The mosquito breeding season is getting underway in the U.S., and with it has come a growing concern about the mosquito-borne Zika virus.
Dozens of organizations joined the March of Dimes on Tuesday in urging Congress to approve an emergency funding measure to protect pregnant women and to promote research on the Zika virus.
"Zika virus is on our nation’s doorstep. It is up to us to close the door," said Dr. Edward McCabe, senior vice president and medical director of the March of Dimes Foundation.
McCabe's remarks came during a teleconference in which he and others implored lawmakers to provide immediate, emergency funding. "We have only weeks to prepare before the mosquitoes, and perhaps the virus, will get ahead of us," he said.
Zika is linked to microcephaly, which causes a spectrum of birth defects, miscarriages and deaths in infants, as well as paralysis in adults. In January, the World Health Organization called the virus an international public health emergency because of its link to microcephaly.
President Barack Obama asked Congress in early February for $1.9 billion in emergency funding to fight the Zika virus. U.S. House Speaker Paul Ryan responded in late March by saying the federal government has "plenty of money" and could use emergency funds left over from Ebola programs to fight Zika. But the Centers for Disease Control and the National Institutes of Health say that money already has been allocated to prevent another Ebola pandemic.
Pregnant women have been cautioned to wear protective clothing and use insect repellent to try to avoid getting mosquito bites. But Dr. Hal Lawrence, executive vice president of the American Congress of Obstetricians and Gynecologists noted that "50 percent of pregnancies in this country are unintended."
In an interview with VOA, Lawrence pointed out that the virus is also sexually transmitted. "Contraception is a very important part of the multipronged attack in protecting women" against a virus for which there are "no treatment options and a lot of uncertainty," Lawrence said at the news conference.
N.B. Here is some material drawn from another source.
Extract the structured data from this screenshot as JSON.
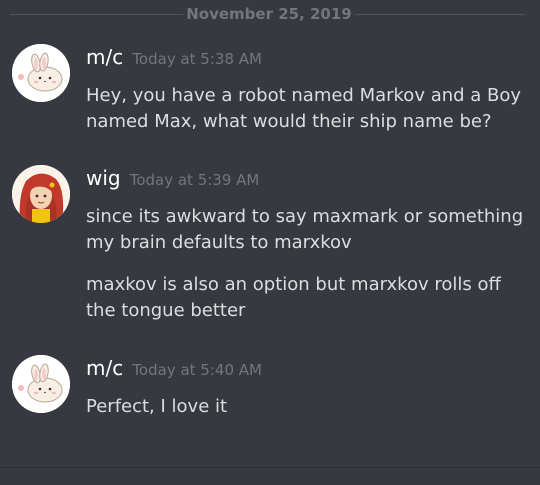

Associations representing state and local health departments also signed the petition. Dr. Oscar Alleyne, senior adviser for public health programs at the National Association of County and City Health Officials, told VOA, "Many health departments have seen reduced funding, reduced budgets over the course of time, whether it’s for vector control or normal surveillance activities. That just makes us a weaker infrastructure to combat this particular threat and other threats like it."
James Blumenstock, chief program officer at the Association of State and Territorial Health Officials, also made that point during Tuesday's news conference. He said funding and positions with public health programs have been severely cut over the years, which is another reason that emergency funds are needed.
Because of what they see as an urgent need, 68 patient advocacy and health organizations have added their voices to those of the federal health agencies and Obama in petitioning Congress for new funding to help slow the spread of Zika and to finance programs to develop and test a vaccine.
The House of Representatives returns from recess April 12.